Meeting and talking with the girls last night, it was clear how important this program has been in encouraging their interest in technology and developing their confidence to pursue a path in computer science and business.
Kudos to Iridescent, the organization behind this wonderful program, as well as all our fellow sponsors and supporters. But most of all, major props to all of the up and coming product- and engineering-focused young women. I can’t wait for you to join the workforce!
Angela Loeffler, Senior Vice President, People Operations
Did you know that even though Cinco de Mayo is widely celebrated in the United States, in Mexico it’s a regional holiday limited primarily to the state of Puebla? It commemorates the Mexican army’s victory at the Battle of Puebla on May 5, 1862. The battle is considered important because although the Mexican army was half the size of the well-equipped French army, the Mexicans were able to defeat them.
The holiday is frequently confused with Mexican Independence Day, which is on September 16th. So while we you are eating your chips and salsa today, consider what Cinco de Mayo is really about and by all means ask a few questions.
I had the privilege of attending AppNation last week to moderate a panel called: Beyond The Check-In: How To Harness Real-Time Mobile Data.
Joining my panel was Di-Ann Eisnor from Waze, Rob DeMillo from 4INFO and Akash Agarwal from Location Labs.
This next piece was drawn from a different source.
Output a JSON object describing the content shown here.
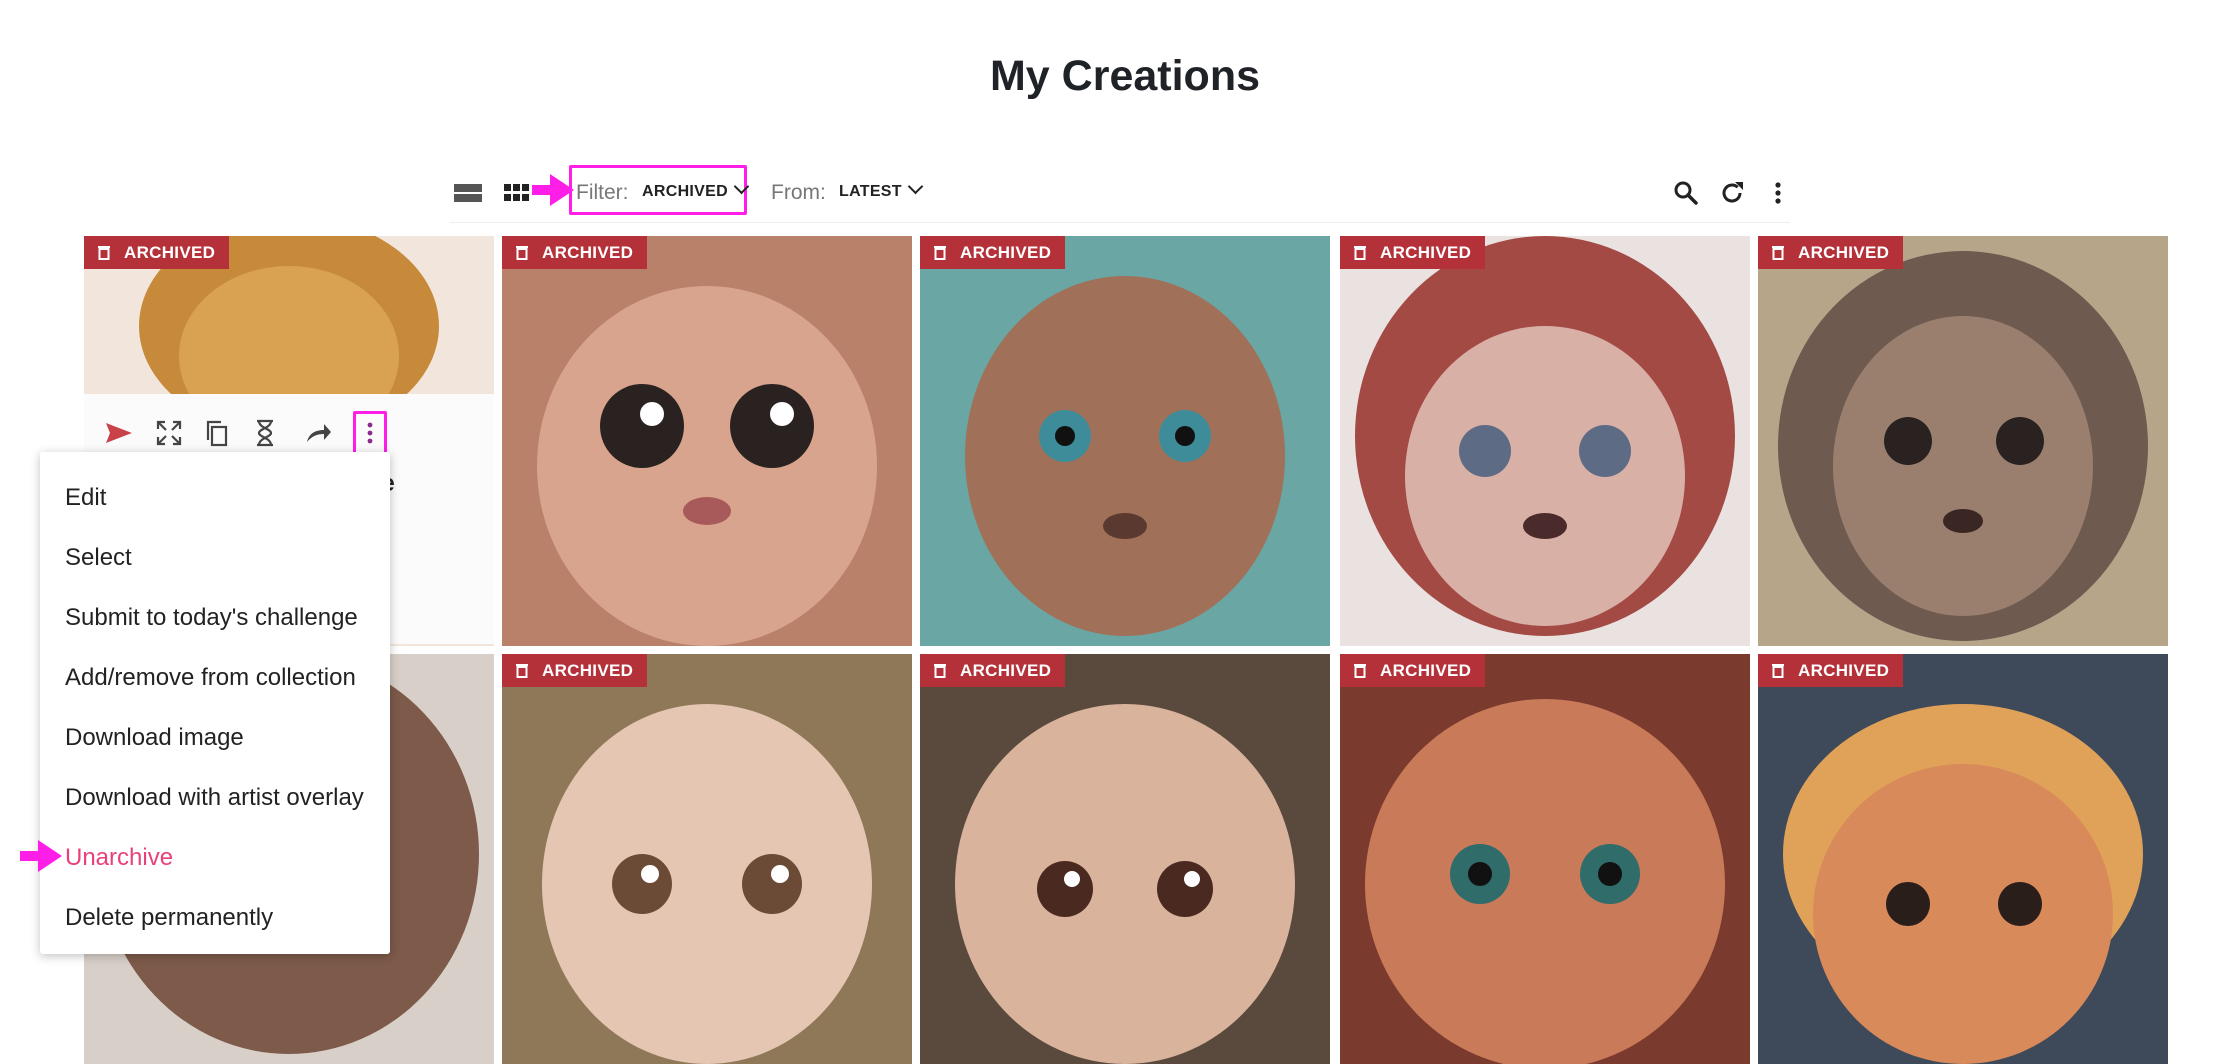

After launching the Ask.com iPhone app in November of last year and Ask Around for SXSW this past March, it has become clear how important mobile and the location based model is to our products.
Ask.com mobile users are up to 5x more engaged than those using our other products, so joining this panel was a great opportunity to hear from others tackling similar problems and focus on key topics including monetization, privacy and how products are evolving as explicit signals like geo location become more prevalent in mobile devices.
Di-Ann shared insights into how game mechanics improved engagement and participation in Waze, a social mapping application.